*** Opening SOURCE INFORMATION ***

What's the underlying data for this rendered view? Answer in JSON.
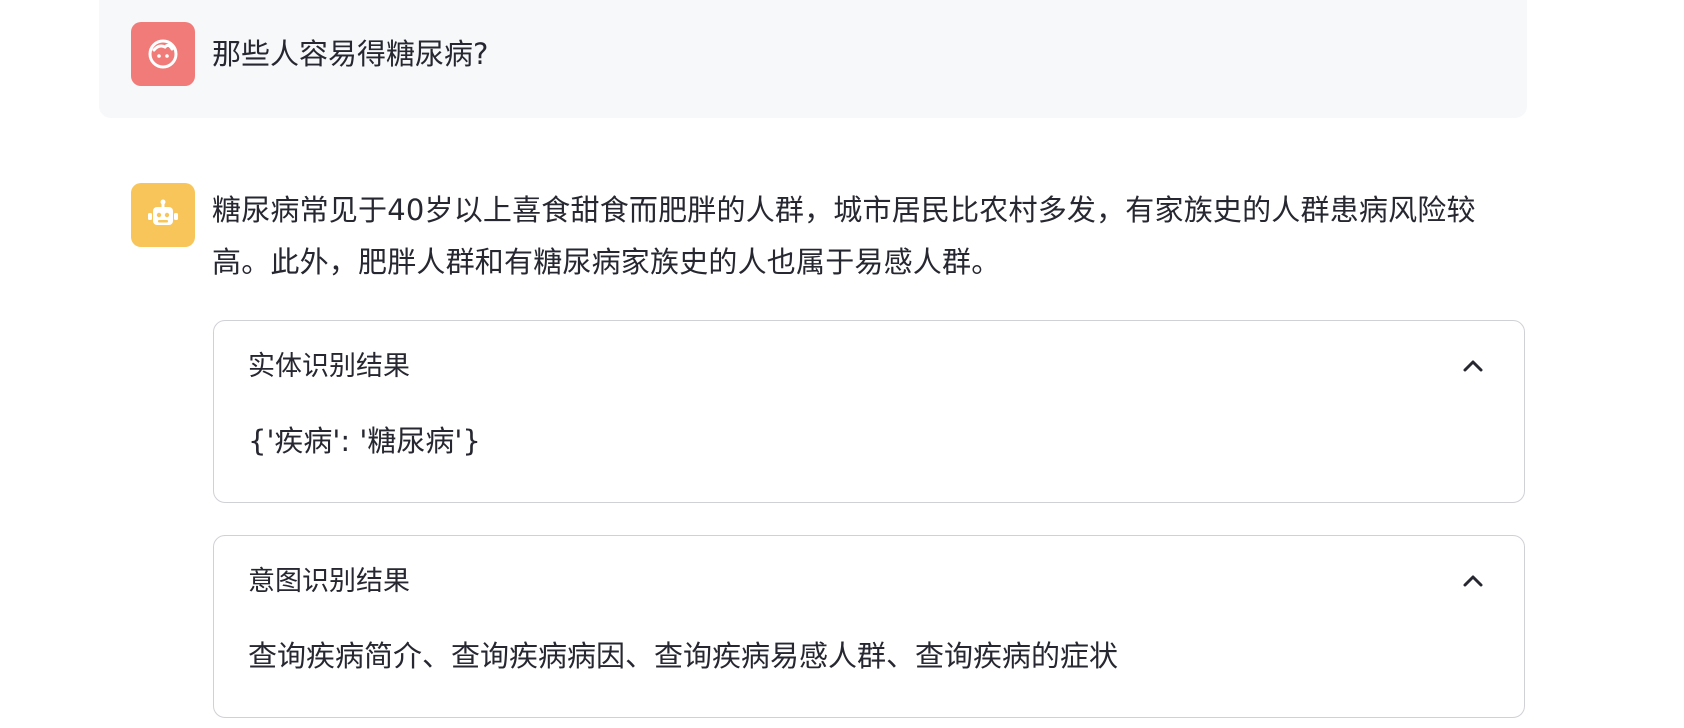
{
  "user_message": {
    "avatar_icon": "user-face-icon",
    "avatar_color": "#f07b78",
    "text": "那些人容易得糖尿病?"
  },
  "assistant_message": {
    "avatar_icon": "robot-icon",
    "avatar_color": "#f7c55a",
    "text": "糖尿病常见于40岁以上喜食甜食而肥胖的人群，城市居民比农村多发，有家族史的人群患病风险较高。此外，肥胖人群和有糖尿病家族史的人也属于易感人群。",
    "expanders": [
      {
        "title": "实体识别结果",
        "expanded": true,
        "icon": "chevron-up-icon",
        "content": "{'疾病': '糖尿病'}"
      },
      {
        "title": "意图识别结果",
        "expanded": true,
        "icon": "chevron-up-icon",
        "content": "查询疾病简介、查询疾病病因、查询疾病易感人群、查询疾病的症状"
      }
    ]
  }
}
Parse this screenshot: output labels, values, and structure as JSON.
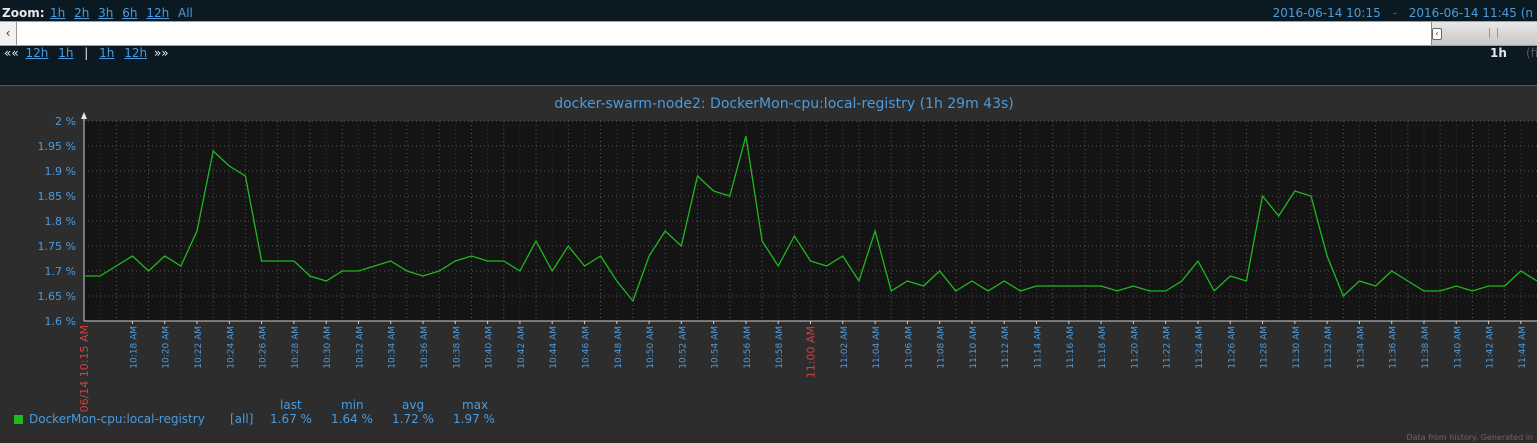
{
  "zoom": {
    "label": "Zoom:",
    "options": [
      "1h",
      "2h",
      "3h",
      "6h",
      "12h",
      "All"
    ]
  },
  "period": {
    "from": "2016-06-14 10:15",
    "separator": "-",
    "to": "2016-06-14 11:45 (n"
  },
  "navigation": {
    "back_arrows": "««",
    "back_links": [
      "12h",
      "1h"
    ],
    "divider": "|",
    "forward_links": [
      "1h",
      "12h"
    ],
    "forward_arrows": "»»",
    "period_length": "1h",
    "fixed_toggle": "(fi"
  },
  "chart_data": {
    "type": "line",
    "title": "docker-swarm-node2: DockerMon-cpu:local-registry (1h 29m 43s)",
    "ylim": [
      1.6,
      2.0
    ],
    "y_ticks": [
      "1.6 %",
      "1.65 %",
      "1.7 %",
      "1.75 %",
      "1.8 %",
      "1.85 %",
      "1.9 %",
      "1.95 %",
      "2 %"
    ],
    "x_start_label": "06/14 10:15 AM",
    "x_labels": [
      "10:18 AM",
      "10:20 AM",
      "10:22 AM",
      "10:24 AM",
      "10:26 AM",
      "10:28 AM",
      "10:30 AM",
      "10:32 AM",
      "10:34 AM",
      "10:36 AM",
      "10:38 AM",
      "10:40 AM",
      "10:42 AM",
      "10:44 AM",
      "10:46 AM",
      "10:48 AM",
      "10:50 AM",
      "10:52 AM",
      "10:54 AM",
      "10:56 AM",
      "10:58 AM",
      "11:00 AM",
      "11:02 AM",
      "11:04 AM",
      "11:06 AM",
      "11:08 AM",
      "11:10 AM",
      "11:12 AM",
      "11:14 AM",
      "11:16 AM",
      "11:18 AM",
      "11:20 AM",
      "11:22 AM",
      "11:24 AM",
      "11:26 AM",
      "11:28 AM",
      "11:30 AM",
      "11:32 AM",
      "11:34 AM",
      "11:36 AM",
      "11:38 AM",
      "11:40 AM",
      "11:42 AM",
      "11:44 AM"
    ],
    "highlight_labels": [
      "11:00 AM"
    ],
    "grid": true,
    "colors": {
      "series": "#1fb81f",
      "axis_label": "#4a9be0",
      "highlight_label": "#d04040",
      "plot_bg": "#141414"
    },
    "series": [
      {
        "name": "DockerMon-cpu:local-registry",
        "x_minutes": [
          15,
          16,
          18,
          19,
          20,
          21,
          22,
          23,
          24,
          25,
          26,
          27,
          28,
          29,
          30,
          31,
          32,
          33,
          34,
          35,
          36,
          37,
          38,
          39,
          40,
          41,
          42,
          43,
          44,
          45,
          46,
          47,
          48,
          49,
          50,
          51,
          52,
          53,
          54,
          55,
          56,
          57,
          58,
          59,
          60,
          61,
          62,
          63,
          64,
          65,
          66,
          67,
          68,
          69,
          70,
          71,
          72,
          73,
          74,
          75,
          76,
          77,
          78,
          79,
          80,
          81,
          82,
          83,
          84,
          85,
          86,
          87,
          88,
          89,
          90,
          91,
          92,
          93,
          94,
          95,
          96,
          97,
          98,
          99,
          100,
          101,
          102,
          103,
          104,
          105
        ],
        "values": [
          1.69,
          1.69,
          1.73,
          1.7,
          1.73,
          1.71,
          1.78,
          1.94,
          1.91,
          1.89,
          1.72,
          1.72,
          1.72,
          1.69,
          1.68,
          1.7,
          1.7,
          1.71,
          1.72,
          1.7,
          1.69,
          1.7,
          1.72,
          1.73,
          1.72,
          1.72,
          1.7,
          1.76,
          1.7,
          1.75,
          1.71,
          1.73,
          1.68,
          1.64,
          1.73,
          1.78,
          1.75,
          1.89,
          1.86,
          1.85,
          1.97,
          1.76,
          1.71,
          1.77,
          1.72,
          1.71,
          1.73,
          1.68,
          1.78,
          1.66,
          1.68,
          1.67,
          1.7,
          1.66,
          1.68,
          1.66,
          1.68,
          1.66,
          1.67,
          1.67,
          1.67,
          1.67,
          1.67,
          1.66,
          1.67,
          1.66,
          1.66,
          1.68,
          1.72,
          1.66,
          1.69,
          1.68,
          1.85,
          1.81,
          1.86,
          1.85,
          1.73,
          1.65,
          1.68,
          1.67,
          1.7,
          1.68,
          1.66,
          1.66,
          1.67,
          1.66,
          1.67,
          1.67,
          1.7,
          1.68
        ]
      }
    ],
    "x_range": [
      15,
      105
    ]
  },
  "legend": {
    "headers": {
      "last": "last",
      "min": "min",
      "avg": "avg",
      "max": "max"
    },
    "rows": [
      {
        "name": "DockerMon-cpu:local-registry",
        "func": "[all]",
        "last": "1.67 %",
        "min": "1.64 %",
        "avg": "1.72 %",
        "max": "1.97 %"
      }
    ]
  },
  "footer": "Data from history. Generated in"
}
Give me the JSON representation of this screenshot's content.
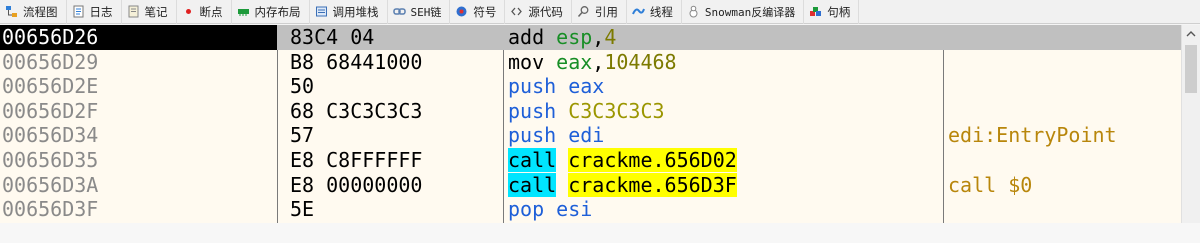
{
  "tabs": [
    {
      "label": "流程图",
      "icon": "flowchart-icon"
    },
    {
      "label": "日志",
      "icon": "log-icon"
    },
    {
      "label": "笔记",
      "icon": "notes-icon"
    },
    {
      "label": "断点",
      "icon": "breakpoint-icon"
    },
    {
      "label": "内存布局",
      "icon": "memory-map-icon"
    },
    {
      "label": "调用堆栈",
      "icon": "call-stack-icon"
    },
    {
      "label": "SEH链",
      "icon": "seh-chain-icon"
    },
    {
      "label": "符号",
      "icon": "symbols-icon"
    },
    {
      "label": "源代码",
      "icon": "source-code-icon"
    },
    {
      "label": "引用",
      "icon": "references-icon"
    },
    {
      "label": "线程",
      "icon": "threads-icon"
    },
    {
      "label": "Snowman反编译器",
      "icon": "snowman-decompiler-icon"
    },
    {
      "label": "句柄",
      "icon": "handles-icon"
    }
  ],
  "disassembly": {
    "rows": [
      {
        "addr": "00656D26",
        "bytes": "83C4 04",
        "mnemonic": "add",
        "op1": "esp",
        "sep": ",",
        "op2": "4",
        "comment": ""
      },
      {
        "addr": "00656D29",
        "bytes": "B8 68441000",
        "mnemonic": "mov",
        "op1": "eax",
        "sep": ",",
        "op2": "104468",
        "comment": ""
      },
      {
        "addr": "00656D2E",
        "bytes": "50",
        "mnemonic": "push",
        "op1": "eax",
        "sep": "",
        "op2": "",
        "comment": ""
      },
      {
        "addr": "00656D2F",
        "bytes": "68 C3C3C3C3",
        "mnemonic": "push",
        "op1": "C3C3C3C3",
        "sep": "",
        "op2": "",
        "comment": ""
      },
      {
        "addr": "00656D34",
        "bytes": "57",
        "mnemonic": "push",
        "op1": "edi",
        "sep": "",
        "op2": "",
        "comment": "edi:EntryPoint"
      },
      {
        "addr": "00656D35",
        "bytes": "E8 C8FFFFFF",
        "mnemonic": "call",
        "op1": "crackme.656D02",
        "sep": "",
        "op2": "",
        "comment": ""
      },
      {
        "addr": "00656D3A",
        "bytes": "E8 00000000",
        "mnemonic": "call",
        "op1": "crackme.656D3F",
        "sep": "",
        "op2": "",
        "comment": "call $0"
      },
      {
        "addr": "00656D3F",
        "bytes": "5E",
        "mnemonic": "pop",
        "op1": "esi",
        "sep": "",
        "op2": "",
        "comment": ""
      }
    ],
    "selected_row": 0
  },
  "colors": {
    "selection": "#c0c0c0",
    "call_highlight": "#00e5ff",
    "call_target_highlight": "#ffff00",
    "register": "#188e26",
    "push": "#1e5fd8",
    "comment": "#b8860b"
  }
}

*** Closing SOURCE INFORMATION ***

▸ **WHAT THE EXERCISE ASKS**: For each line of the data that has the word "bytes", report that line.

▸ **ANSWER TO THIS EXERCISE**:
        "bytes": "83C4 04",
        "bytes": "B8 68441000",
        "bytes": "50",
        "bytes": "68 C3C3C3C3",
        "bytes": "57",
        "bytes": "E8 C8FFFFFF",
        "bytes": "E8 00000000",
        "bytes": "5E",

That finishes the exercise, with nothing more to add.